The first step, Bowser said, is preventing sexual abuse on campus in the first place. Students are notified before classes even begin about resources that are available and the campus' safety information. This year, this information will also be part of the mandatory student orientation. The model program will include informing the new students of their rights on campus and how the SaVE Act affects them personally. Bowser stresses that this is already being done, but it will now be part of the mandatory orientation.
There are also more than 100 security cameras on campus, but that technology is coupled with some good, old-fashioned reporting skills.
"The best eyes and ears are still our students and faculty themselves," Bowser said. "They know they can call the security number. It really does take a village — we're all the eyes and ears."
Perhaps most importantly, Indian Hills officials meet once a week for a threat assessment. Bowser says that directors of each department talk about potential threats on campus, often based on reports given by students, teachers and faculty, and make plans on how to handle them.
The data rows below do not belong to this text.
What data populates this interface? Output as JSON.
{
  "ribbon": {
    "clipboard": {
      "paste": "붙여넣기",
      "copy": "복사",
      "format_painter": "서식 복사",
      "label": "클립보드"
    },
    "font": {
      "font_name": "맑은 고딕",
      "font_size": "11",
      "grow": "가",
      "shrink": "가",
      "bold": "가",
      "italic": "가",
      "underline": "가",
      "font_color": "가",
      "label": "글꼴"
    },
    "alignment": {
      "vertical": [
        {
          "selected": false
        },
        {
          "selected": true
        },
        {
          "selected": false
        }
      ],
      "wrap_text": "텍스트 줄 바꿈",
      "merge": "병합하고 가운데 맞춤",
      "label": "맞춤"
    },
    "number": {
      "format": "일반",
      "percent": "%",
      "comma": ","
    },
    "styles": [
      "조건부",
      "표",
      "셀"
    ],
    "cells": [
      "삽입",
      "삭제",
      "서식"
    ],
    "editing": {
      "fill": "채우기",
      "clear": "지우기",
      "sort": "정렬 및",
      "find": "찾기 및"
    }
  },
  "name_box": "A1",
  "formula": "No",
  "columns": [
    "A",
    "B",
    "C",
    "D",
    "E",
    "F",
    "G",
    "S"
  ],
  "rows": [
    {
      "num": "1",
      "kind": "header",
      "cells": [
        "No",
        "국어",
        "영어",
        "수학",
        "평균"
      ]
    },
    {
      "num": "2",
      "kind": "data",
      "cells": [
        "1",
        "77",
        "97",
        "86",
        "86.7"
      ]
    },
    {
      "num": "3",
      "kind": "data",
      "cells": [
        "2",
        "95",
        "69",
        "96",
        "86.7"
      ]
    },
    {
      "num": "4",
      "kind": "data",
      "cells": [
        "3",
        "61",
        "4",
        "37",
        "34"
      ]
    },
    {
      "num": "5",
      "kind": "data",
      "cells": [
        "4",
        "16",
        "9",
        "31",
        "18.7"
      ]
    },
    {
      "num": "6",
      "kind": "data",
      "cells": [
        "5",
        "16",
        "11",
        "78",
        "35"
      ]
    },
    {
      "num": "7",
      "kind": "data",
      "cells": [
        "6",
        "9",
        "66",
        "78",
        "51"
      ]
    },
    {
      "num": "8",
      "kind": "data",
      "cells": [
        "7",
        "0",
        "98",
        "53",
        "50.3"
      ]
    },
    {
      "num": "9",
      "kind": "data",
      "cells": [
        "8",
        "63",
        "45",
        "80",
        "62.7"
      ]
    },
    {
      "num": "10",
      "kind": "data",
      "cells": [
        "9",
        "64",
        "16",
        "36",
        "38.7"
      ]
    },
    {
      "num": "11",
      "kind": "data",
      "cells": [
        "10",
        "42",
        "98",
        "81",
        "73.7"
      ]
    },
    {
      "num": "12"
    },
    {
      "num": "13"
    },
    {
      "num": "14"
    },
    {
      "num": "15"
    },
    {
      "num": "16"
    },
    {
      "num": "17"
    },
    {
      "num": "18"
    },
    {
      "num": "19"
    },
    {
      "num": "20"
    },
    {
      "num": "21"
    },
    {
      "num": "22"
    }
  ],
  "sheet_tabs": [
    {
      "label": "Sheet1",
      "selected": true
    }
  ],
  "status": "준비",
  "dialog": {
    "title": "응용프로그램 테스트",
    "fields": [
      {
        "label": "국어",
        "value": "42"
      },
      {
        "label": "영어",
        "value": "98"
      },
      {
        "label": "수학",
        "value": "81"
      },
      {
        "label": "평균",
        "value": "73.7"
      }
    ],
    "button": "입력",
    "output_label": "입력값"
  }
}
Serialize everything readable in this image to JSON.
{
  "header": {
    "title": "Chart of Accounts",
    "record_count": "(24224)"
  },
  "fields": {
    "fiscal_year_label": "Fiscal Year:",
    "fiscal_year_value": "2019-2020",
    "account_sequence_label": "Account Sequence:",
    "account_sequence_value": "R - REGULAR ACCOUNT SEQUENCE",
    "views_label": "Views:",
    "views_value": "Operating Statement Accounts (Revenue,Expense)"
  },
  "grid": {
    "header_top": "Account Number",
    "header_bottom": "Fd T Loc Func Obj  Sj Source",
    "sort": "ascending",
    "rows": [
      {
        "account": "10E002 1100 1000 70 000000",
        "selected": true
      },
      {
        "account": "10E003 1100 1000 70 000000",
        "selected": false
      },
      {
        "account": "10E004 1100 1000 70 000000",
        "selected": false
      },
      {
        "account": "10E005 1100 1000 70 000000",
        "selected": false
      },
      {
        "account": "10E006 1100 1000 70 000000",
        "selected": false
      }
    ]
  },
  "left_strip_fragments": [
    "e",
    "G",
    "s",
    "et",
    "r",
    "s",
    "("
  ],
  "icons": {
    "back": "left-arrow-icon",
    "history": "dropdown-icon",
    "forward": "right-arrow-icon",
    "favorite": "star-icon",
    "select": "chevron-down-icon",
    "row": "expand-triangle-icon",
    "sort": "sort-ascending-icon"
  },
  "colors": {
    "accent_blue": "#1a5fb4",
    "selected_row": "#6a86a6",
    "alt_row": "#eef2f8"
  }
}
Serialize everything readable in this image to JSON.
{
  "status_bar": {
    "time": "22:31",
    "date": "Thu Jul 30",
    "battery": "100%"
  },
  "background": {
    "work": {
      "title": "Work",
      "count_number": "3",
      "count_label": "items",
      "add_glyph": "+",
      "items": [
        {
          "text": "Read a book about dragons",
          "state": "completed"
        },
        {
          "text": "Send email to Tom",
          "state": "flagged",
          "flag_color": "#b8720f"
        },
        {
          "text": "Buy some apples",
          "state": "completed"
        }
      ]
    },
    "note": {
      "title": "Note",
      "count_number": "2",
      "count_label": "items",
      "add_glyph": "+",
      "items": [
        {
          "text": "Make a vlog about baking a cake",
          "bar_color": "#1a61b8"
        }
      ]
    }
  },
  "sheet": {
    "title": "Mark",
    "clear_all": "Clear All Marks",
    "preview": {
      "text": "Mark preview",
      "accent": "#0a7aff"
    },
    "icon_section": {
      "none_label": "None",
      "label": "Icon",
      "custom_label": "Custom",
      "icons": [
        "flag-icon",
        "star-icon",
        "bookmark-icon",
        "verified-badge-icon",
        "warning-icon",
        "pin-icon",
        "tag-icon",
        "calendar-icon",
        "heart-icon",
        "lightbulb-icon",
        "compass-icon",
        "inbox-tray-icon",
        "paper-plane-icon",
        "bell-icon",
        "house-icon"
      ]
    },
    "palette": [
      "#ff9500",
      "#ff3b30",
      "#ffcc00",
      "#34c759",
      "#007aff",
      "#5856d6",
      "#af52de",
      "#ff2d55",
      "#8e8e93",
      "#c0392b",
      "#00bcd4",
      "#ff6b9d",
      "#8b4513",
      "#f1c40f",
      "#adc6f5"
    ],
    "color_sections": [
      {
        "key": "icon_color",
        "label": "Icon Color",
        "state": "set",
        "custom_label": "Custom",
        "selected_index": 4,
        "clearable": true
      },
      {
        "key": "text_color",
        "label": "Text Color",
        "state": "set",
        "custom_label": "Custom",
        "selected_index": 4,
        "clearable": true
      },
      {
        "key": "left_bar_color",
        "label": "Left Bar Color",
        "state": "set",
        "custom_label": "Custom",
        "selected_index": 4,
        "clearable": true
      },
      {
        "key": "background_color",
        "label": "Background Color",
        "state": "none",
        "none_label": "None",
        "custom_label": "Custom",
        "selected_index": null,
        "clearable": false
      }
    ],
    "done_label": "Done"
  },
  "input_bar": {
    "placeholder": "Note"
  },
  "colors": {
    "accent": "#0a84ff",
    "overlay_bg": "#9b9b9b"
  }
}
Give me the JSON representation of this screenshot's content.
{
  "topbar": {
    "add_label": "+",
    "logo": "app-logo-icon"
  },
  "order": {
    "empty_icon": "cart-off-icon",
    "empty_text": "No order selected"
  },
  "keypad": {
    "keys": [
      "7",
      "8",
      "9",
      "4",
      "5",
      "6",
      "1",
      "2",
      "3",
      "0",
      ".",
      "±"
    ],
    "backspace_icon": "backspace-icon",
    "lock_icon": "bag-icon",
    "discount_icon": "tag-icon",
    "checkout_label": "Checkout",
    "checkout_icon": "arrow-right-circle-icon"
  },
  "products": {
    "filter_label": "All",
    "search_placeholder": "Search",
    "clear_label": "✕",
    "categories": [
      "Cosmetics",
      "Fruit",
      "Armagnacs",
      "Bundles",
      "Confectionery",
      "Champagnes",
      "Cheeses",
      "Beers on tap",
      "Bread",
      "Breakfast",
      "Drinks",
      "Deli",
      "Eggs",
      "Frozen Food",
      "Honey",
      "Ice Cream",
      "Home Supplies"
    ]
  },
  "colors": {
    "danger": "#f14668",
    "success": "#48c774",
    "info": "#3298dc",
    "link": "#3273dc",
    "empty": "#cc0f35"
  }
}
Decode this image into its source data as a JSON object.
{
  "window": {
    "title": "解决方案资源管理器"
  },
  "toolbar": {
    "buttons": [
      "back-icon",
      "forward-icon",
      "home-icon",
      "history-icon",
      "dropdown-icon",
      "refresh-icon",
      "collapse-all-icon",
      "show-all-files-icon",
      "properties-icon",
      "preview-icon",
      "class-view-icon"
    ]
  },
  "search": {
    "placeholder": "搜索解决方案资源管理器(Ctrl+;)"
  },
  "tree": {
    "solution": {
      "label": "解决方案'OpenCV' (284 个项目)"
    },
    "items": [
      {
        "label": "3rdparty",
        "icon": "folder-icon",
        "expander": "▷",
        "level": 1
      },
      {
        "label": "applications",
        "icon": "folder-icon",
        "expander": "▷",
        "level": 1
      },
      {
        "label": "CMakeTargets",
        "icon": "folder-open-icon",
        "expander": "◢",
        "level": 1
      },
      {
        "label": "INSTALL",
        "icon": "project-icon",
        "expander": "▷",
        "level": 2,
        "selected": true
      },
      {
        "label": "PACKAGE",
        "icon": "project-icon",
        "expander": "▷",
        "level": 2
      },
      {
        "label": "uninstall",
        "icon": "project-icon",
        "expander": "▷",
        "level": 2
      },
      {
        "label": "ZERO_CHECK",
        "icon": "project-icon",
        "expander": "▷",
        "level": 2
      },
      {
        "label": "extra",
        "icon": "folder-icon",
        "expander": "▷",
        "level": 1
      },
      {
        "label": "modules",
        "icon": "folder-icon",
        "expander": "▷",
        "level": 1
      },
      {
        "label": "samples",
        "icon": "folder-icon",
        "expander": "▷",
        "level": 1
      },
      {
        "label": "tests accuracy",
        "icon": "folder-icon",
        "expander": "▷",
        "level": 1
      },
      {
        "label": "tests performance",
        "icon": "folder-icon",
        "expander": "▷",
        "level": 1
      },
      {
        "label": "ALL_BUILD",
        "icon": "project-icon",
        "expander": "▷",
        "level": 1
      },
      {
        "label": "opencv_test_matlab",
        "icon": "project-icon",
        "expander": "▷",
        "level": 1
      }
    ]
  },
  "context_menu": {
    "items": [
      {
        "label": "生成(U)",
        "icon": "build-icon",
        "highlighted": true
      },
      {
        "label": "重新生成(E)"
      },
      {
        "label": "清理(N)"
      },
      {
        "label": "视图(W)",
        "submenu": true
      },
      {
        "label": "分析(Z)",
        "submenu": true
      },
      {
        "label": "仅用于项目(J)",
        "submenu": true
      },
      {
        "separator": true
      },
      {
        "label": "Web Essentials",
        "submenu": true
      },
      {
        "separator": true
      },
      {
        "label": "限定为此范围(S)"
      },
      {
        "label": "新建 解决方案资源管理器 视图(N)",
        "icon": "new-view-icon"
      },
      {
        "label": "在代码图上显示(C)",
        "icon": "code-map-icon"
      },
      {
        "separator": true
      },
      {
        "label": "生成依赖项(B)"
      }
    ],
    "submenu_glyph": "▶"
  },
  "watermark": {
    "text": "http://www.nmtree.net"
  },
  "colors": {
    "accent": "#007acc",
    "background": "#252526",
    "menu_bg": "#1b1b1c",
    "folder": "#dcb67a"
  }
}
This may mean talking to a student individually or reviewing policy on specific situations.
Jackie Greenfield, director of student health and wellness at Indian Hills, says one important piece of the puzzle is providing as much information about preventing sexual abuse as possible.
"We do a program here once or twice a year with nationally recognized speakers. They talk about what true assault is and advocacy," she explained. "SaVE makes us, and other schools across the country, accountable. It's about education and prevention."
The second part of the plan is to handle situations as they arise. When assault is reported on campus, it is reported to the Ottumwa Police Department. Greenfield says that health and wellness services, including counseling, are available.